To be honest, both of your replies helped me to provide me with some much needed perspective. Full disclosure, I have applied twice thus far but upon reflection, both my attempts were seriously flawed my first attempt included only 3 top-5 schools while my second contained only 1, top-5 school. In almost all cases my essays were rushed to the point of including re-writes the night before. (I found it telling that in the only case in which I did not write the essays the night before, I received an interview.) Still, based on these results, my confidence was a little shaky and I certainly waivered a few times about making another attempt.
As far as the Peace Corps experience goes, I honestly believe it was the best decision I have ever made. Although my tangible accomplishments were limited in scope and duration, the perspective shift has made a world of difference. Trite as it sounds, I know I began to look at every element of daily life and humanity from an entirely new angle. Alex - thank you for comment about going into things without the most noble of intentions; I can see you really HAVE worked and spoken to other volunteers. I for one certainly fit into that category. Ultimately, it is not important which lessons you expected to learn while you were there, but rather those you came away with.
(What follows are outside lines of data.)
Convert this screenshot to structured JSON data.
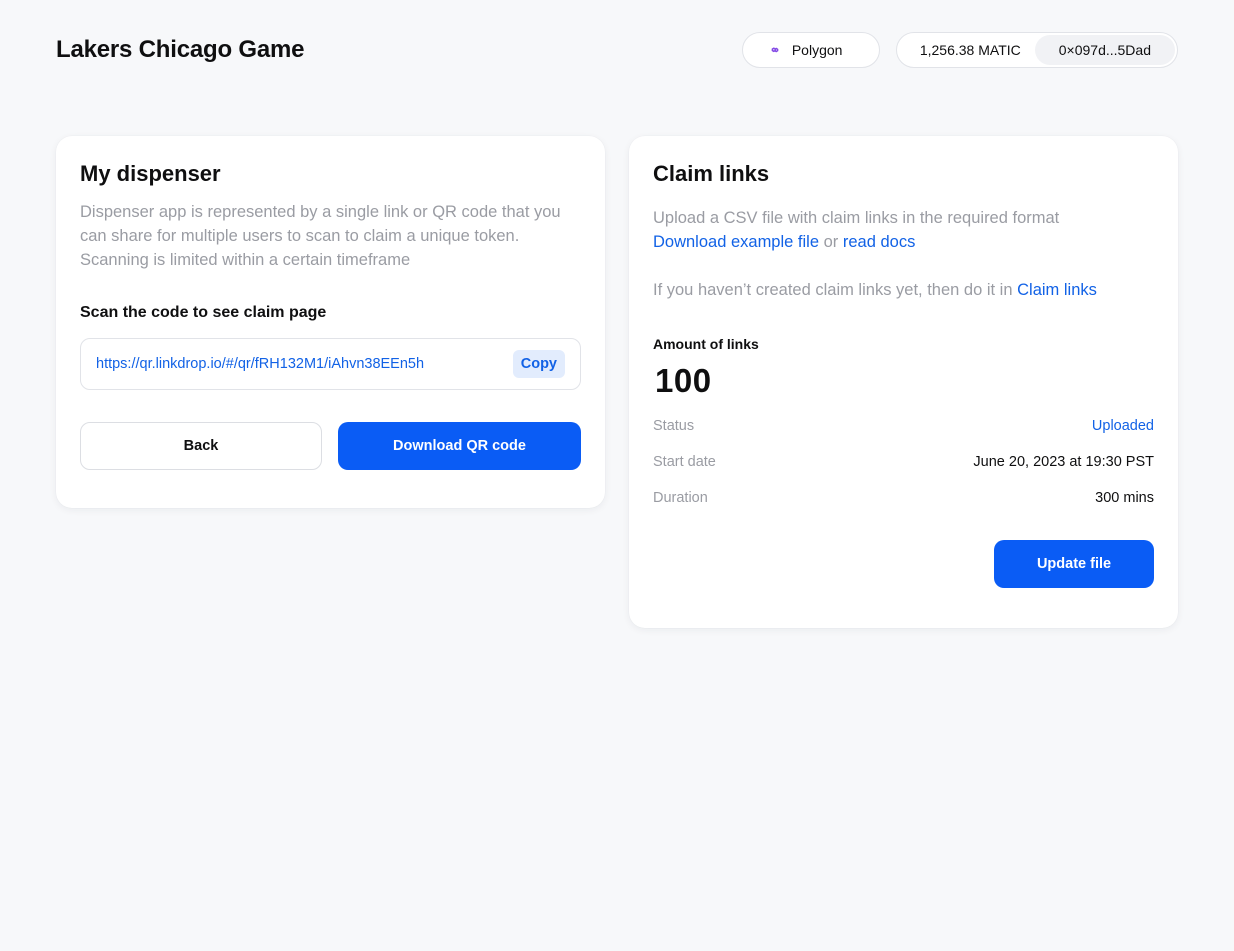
{
  "header": {
    "title": "Lakers Chicago Game",
    "network": {
      "label": "Polygon",
      "icon": "polygon-icon",
      "icon_color": "#8247e5"
    },
    "account": {
      "balance": "1,256.38 MATIC",
      "address": "0×097d...5Dad"
    }
  },
  "dispenser": {
    "title": "My dispenser",
    "description": "Dispenser app is represented by a single link or QR code that you can share for multiple users to scan to claim a unique token. Scanning is limited within a certain timeframe",
    "scan_label": "Scan the code to see claim page",
    "link": "https://qr.linkdrop.io/#/qr/fRH132M1/iAhvn38EEn5h",
    "copy_label": "Copy",
    "back_label": "Back",
    "download_label": "Download QR code"
  },
  "claim_links": {
    "title": "Claim links",
    "upload_text": "Upload a CSV file with claim links in the required format",
    "download_example_label": "Download example file",
    "or_text": "or",
    "read_docs_label": "read docs",
    "hint_text": "If you haven’t created claim links yet, then do it in",
    "hint_link_label": "Claim links",
    "amount_label": "Amount of links",
    "amount_value": "100",
    "rows": [
      {
        "label": "Status",
        "value": "Uploaded"
      },
      {
        "label": "Start date",
        "value": "June 20, 2023 at 19:30 PST"
      },
      {
        "label": "Duration",
        "value": "300 mins"
      }
    ],
    "update_label": "Update file"
  },
  "colors": {
    "accent": "#0a5cf5",
    "link": "#1262e6",
    "muted_text": "#9a9ca3",
    "background": "#f7f8fa"
  }
}
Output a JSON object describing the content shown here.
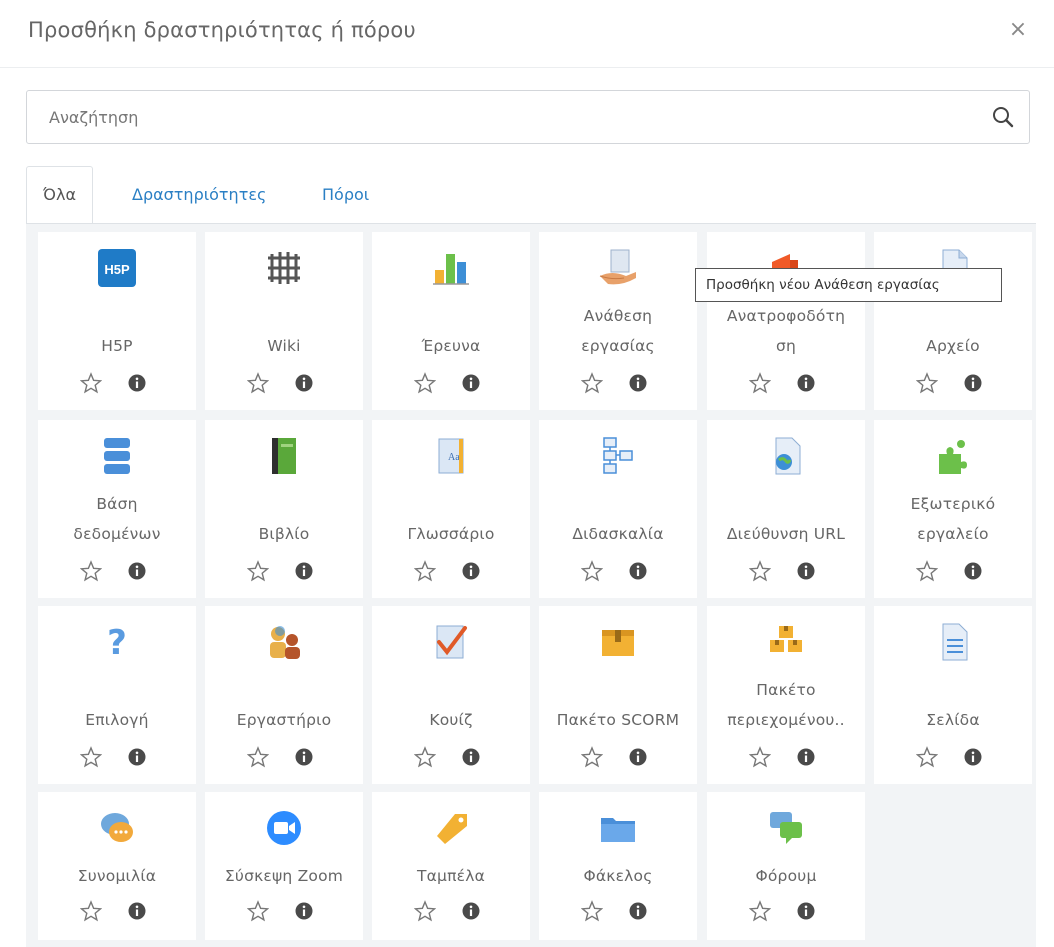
{
  "modal": {
    "title": "Προσθήκη δραστηριότητας ή πόρου",
    "close_symbol": "×"
  },
  "search": {
    "placeholder": "Αναζήτηση",
    "value": ""
  },
  "tabs": [
    {
      "label": "Όλα",
      "active": true
    },
    {
      "label": "Δραστηριότητες",
      "active": false
    },
    {
      "label": "Πόροι",
      "active": false
    }
  ],
  "tooltip": {
    "text": "Προσθήκη νέου Ανάθεση εργασίας"
  },
  "items": [
    {
      "lines": [
        "H5P"
      ],
      "icon": "h5p-icon"
    },
    {
      "lines": [
        "Wiki"
      ],
      "icon": "wiki-icon"
    },
    {
      "lines": [
        "Έρευνα"
      ],
      "icon": "survey-icon"
    },
    {
      "lines": [
        "Ανάθεση",
        "εργασίας"
      ],
      "icon": "assignment-icon"
    },
    {
      "lines": [
        "Ανατροφοδότη",
        "ση"
      ],
      "icon": "feedback-icon"
    },
    {
      "lines": [
        "Αρχείο"
      ],
      "icon": "file-icon"
    },
    {
      "lines": [
        "Βάση",
        "δεδομένων"
      ],
      "icon": "database-icon"
    },
    {
      "lines": [
        "Βιβλίο"
      ],
      "icon": "book-icon"
    },
    {
      "lines": [
        "Γλωσσάριο"
      ],
      "icon": "glossary-icon"
    },
    {
      "lines": [
        "Διδασκαλία"
      ],
      "icon": "lesson-icon"
    },
    {
      "lines": [
        "Διεύθυνση URL"
      ],
      "icon": "url-icon"
    },
    {
      "lines": [
        "Εξωτερικό",
        "εργαλείο"
      ],
      "icon": "external-tool-icon"
    },
    {
      "lines": [
        "Επιλογή"
      ],
      "icon": "choice-icon"
    },
    {
      "lines": [
        "Εργαστήριο"
      ],
      "icon": "workshop-icon"
    },
    {
      "lines": [
        "Κουίζ"
      ],
      "icon": "quiz-icon"
    },
    {
      "lines": [
        "Πακέτο SCORM"
      ],
      "icon": "scorm-icon"
    },
    {
      "lines": [
        "Πακέτο",
        "περιεχομένου.."
      ],
      "icon": "content-package-icon"
    },
    {
      "lines": [
        "Σελίδα"
      ],
      "icon": "page-icon"
    },
    {
      "lines": [
        "Συνομιλία"
      ],
      "icon": "chat-icon"
    },
    {
      "lines": [
        "Σύσκεψη Zoom"
      ],
      "icon": "zoom-icon"
    },
    {
      "lines": [
        "Ταμπέλα"
      ],
      "icon": "label-icon"
    },
    {
      "lines": [
        "Φάκελος"
      ],
      "icon": "folder-icon"
    },
    {
      "lines": [
        "Φόρουμ"
      ],
      "icon": "forum-icon"
    }
  ],
  "colors": {
    "accent": "#2a7fc4",
    "grid_bg": "#f2f4f6",
    "card_bg": "#ffffff"
  }
}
Unfortunately, the broadening vantage point does very little to help someone lost in the wilderness find their career direction. I know that the level of uncertainty I conveyed during my interview last year disappointed the adcom person I spoke with. Having a goal or aim is important when heading off to b-school, if for no other reason, than to provide solid justification for attending in the first place. Given that this is the greatest uncertainty for me at present, I think this will take top priority. As I think about it, I have often gotten caught up in the trap of looking at life from the angle of outcomes rather than from the perspective of a participant. It’s easy to sit and think “I’d like to devote myself to cause X” but less simple to think of the actual steps and activities you’d like to be involved in. To that end, I’ve begun looking at career steps as prospective life experiences. Perhaps consulting will be a great life experience to have because it will allow me to look at different problems in different geographic locations from a variety of angles. Perhaps working for a multinational will be a worthwhile experience because it will bring me (hopefully) to another country and will involve responsibilities that last longer than a short-term consulting engagement.
Either way, the immediate plan is to wrap up the alternative transcript (I’ve completed 3 courses, so I’ll finish one more and call it a day). I’ve picked up the GMAT books and started studying for that again as well. If it looks like I’m back in 700+ territory after 2-3 CAT’s, I’ll schedule the real thing and go from there. From a career goals perspective, I’ll have to become a more active learner here, actively researching potential industries to see what keeps my interest - nothing cures daydreaming as quickly as actual substantive content. Hopefully I’ll be able to contact a few alumni from perspective schools as well to see what they have to say. With any luck I’ll get all of this done in time to apply in the fall – there’s nothing like being 28 and moving through the MBA application process to make you feel old (at least according to class profile statistics)! The clock is ticking…
Re: Any chance of little advice?
14 Apr 2012, 15:31
http://blog.ryandumlao.com/wp-content/uploads/2016/05/IMG_20130807_232118.jpg The GMAT is the biggest point of worry for most aspiring applicants, and with good reason. It’s another standardized test when most of us...